The fact that he closed out the whole shebang, should tell you this artist has earned much respect in the industry. Casey had turned me on to Albarosie, minutes after he blasted northwards to begin his college life up at Pacific U, just east of Portland, in 2000.
I was enthralled and absolutely wanted to see him perform; I just did not want to set the bar of my own expectations too high. I figured two days and two nights was enough for starters, and if things went well, I could extend matters.
Big Ross almost back-handed me the other day, when I told him I was going home on Sunday morning. He’s right, of course.
I will only mention Ross briefly, because it would take far more space than I have available, to go into any kind of detail. Classmate of Casey, and partners in various entrepreneurial endeavors, generous to a fault, never visits without wine for Annie, and gifts for all.
Like Mid-Sized David, Ross is from Minnesota, where they grow them big. He is a big man and goes at life full speed ahead, pausing only now and again, to keep from blowing a head gasket. Ross had a motorhome on site and disappeared for 24 hours at one point over the Friday/Saturday period, sleeping off the effects of being funch-paced.
Uppermost, like all of our community, Ross is about the love. Above all the other commodities that were so much in abundance, designed to enhance the festival experience, either physically or mentally, the love that pervaded the venue was epic. I felt as though I were enveloped in a blanket of love and support, that extended to all corners of the site.
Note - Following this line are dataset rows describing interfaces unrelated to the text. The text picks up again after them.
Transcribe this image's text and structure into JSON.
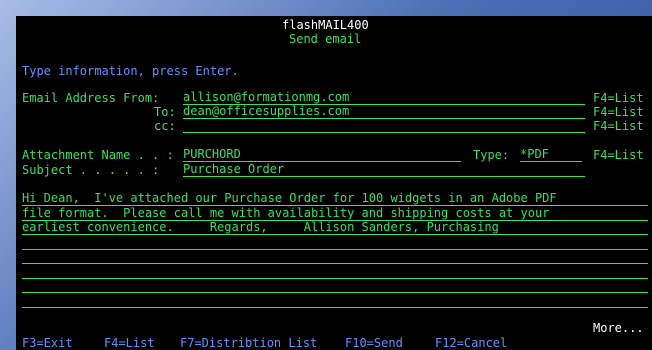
{
  "header": {
    "app_title": "flashMAIL400",
    "screen_title": "Send email"
  },
  "instruction": "Type information, press Enter.",
  "email": {
    "from_label": "Email Address From:",
    "from_value": "allison@formationmg.com",
    "to_label": "To:",
    "to_value": "dean@officesupplies.com",
    "cc_label": "cc:",
    "cc_value": "",
    "f4_list": "F4=List"
  },
  "attachment": {
    "name_label": "Attachment Name . . :",
    "name_value": "PURCHORD",
    "type_label": "Type:",
    "type_value": "*PDF",
    "f4_list": "F4=List"
  },
  "subject": {
    "label": "Subject . . . . . :",
    "value": "Purchase Order"
  },
  "body": {
    "lines": [
      "Hi Dean,  I've attached our Purchase Order for 100 widgets in an Adobe PDF",
      "file format.  Please call me with availability and shipping costs at your",
      "earliest convenience.     Regards,     Allison Sanders, Purchasing",
      "",
      "",
      "",
      "",
      ""
    ]
  },
  "more": "More...",
  "function_keys": {
    "f3": "F3=Exit",
    "f4": "F4=List",
    "f7": "F7=Distribtion List",
    "f10": "F10=Send",
    "f12": "F12=Cancel"
  },
  "colors": {
    "background": "#000000",
    "green": "#33e05f",
    "blue": "#5f92ff",
    "white": "#ffffff",
    "frame": "#4c6fb6"
  }
}
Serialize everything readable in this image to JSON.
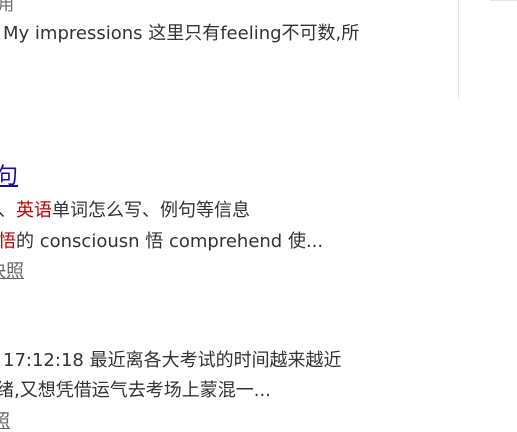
{
  "result1": {
    "partial_meta": "用",
    "snippet_line": "My impressions 这里只有feeling不可数,所"
  },
  "result2": {
    "title_fragment": "句",
    "snippet1_prefix": "、",
    "snippet1_hl": "英语",
    "snippet1_suffix": "单词怎么写、例句等信息",
    "snippet2_hl": "悟",
    "snippet2_suffix": "的 consciousn 悟 comprehend 使...",
    "snapshot_label": "快照"
  },
  "result3": {
    "snippet1": "17:12:18 最近离各大考试的时间越来越近",
    "snippet2": "绪,又想凭借运气去考场上蒙混一...",
    "snapshot_label": "照"
  }
}
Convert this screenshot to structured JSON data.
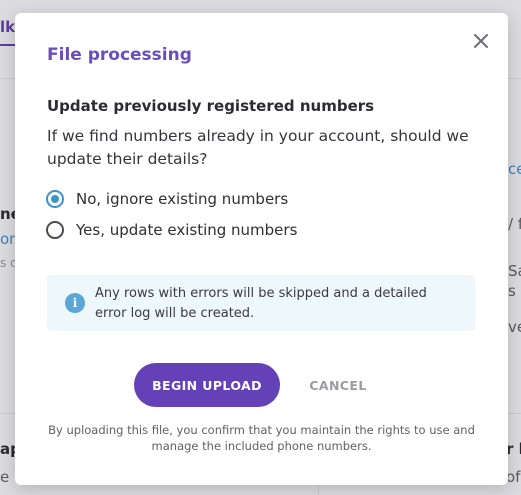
{
  "background": {
    "fragments": [
      "lk",
      "ne",
      "om",
      "s o",
      "ce",
      "/ f",
      "Sat",
      "s u",
      "ve",
      "ap",
      "e",
      "r l",
      "of"
    ]
  },
  "modal": {
    "title": "File processing",
    "close_icon": "close-icon",
    "section_heading": "Update previously registered numbers",
    "question": "If we find numbers already in your account, should we update their details?",
    "options": [
      {
        "label": "No, ignore existing numbers",
        "checked": true
      },
      {
        "label": "Yes, update existing numbers",
        "checked": false
      }
    ],
    "info": {
      "icon": "info-icon",
      "text": "Any rows with errors will be skipped and a detailed error log will be created."
    },
    "begin_upload_label": "BEGIN UPLOAD",
    "cancel_label": "CANCEL",
    "disclaimer": "By uploading this file, you confirm that you maintain the rights to use and manage the included phone numbers."
  },
  "colors": {
    "accent": "#6441b6",
    "title": "#6a4dbf",
    "radio_checked": "#3b93c8",
    "info_bg": "#eef7fc"
  }
}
Ross had sent me some Steel Pulse early on, and some Gentlemen later and was as much a part of my support system at Reggae as any one of the others. He was so tickled to see me that it reinforced my desire to stay the extra day.
Minnix took a pic of me standing between Casey and Lito, after Stephen was finished singing, in which I was beaming. No surprise there, since I was riding a tsunami of emotion, not to mention the effects of a bowl-for one-of some opium. Opium does not qualify as “other drugs,” as in my regimen of not taking anything I had not experienced before.
No surprises, and all that. Opium isn’t a drug just as cannabis isn’t a drug. They are mood stabilizers and right now, a little stabilization is probably a good idea.
I glanced at my phone just before I shut my eyes and prepared to sleep. It said 3:01 in the A of M. Tony Gullick was rocking some techno beats about three campsites over, and I lay on my air mattress and basked in the glow. I was supremely comfortable both physically and psychologically, and even when the cushion of the beats stopped abruptly, shut down we found out later, I remained nonplussed.
I slept for three-and-a-half hours, waking because I had to see a man about a horse. Urgently.
On my way back, I saw three lads heading my way, laden down with their gear and obviously vacating the building. The third one, a straggly sort of chap, stopped and accosted me.
“Happy Reggae,” I automatically greeted him.
“Happy Reggae! Hey, Dude. Do you do edibles?”
“Only edibles with cannabis,” I joshed him.
I shouldn’t have. It only confused him.
“No, Man, I have this cake, Man, and I’m leaving. You want it? I’m gonna toss it in the trash if no one wants it.”
Do I do edibles? Does Stephen Marley play reggae? Let’s talk turkey.
“Give me a frame of reference..what’s your name? I’m Mark.”
“How potent is the cake?”
When I was going strong on edibles, I would make a batch of gluten-free cookies [in case Casey wanted to indulge] and eat two at a time, using oil I made from crock-potting the flowers of my medicine in canola oil for 24 hours. If anyone not accustomed to edibles wanted to try one of my cookies, I advised him or her to not eat any more than half of one cookie, and then wait at least an hour.
Then if he or she is still functioning, a second helping might be considered.
“Oh, got it. I could eat the whole thing and still function.”
“Great success! And thanks, Brother Man. I will sample your cake immediately.”
I didn’t, of course, not until I returned from breakfast, that is. This second breakfast turned out to be a most intriguing experience, if ever there were one.
Tomorrow: “Breakfast for Three”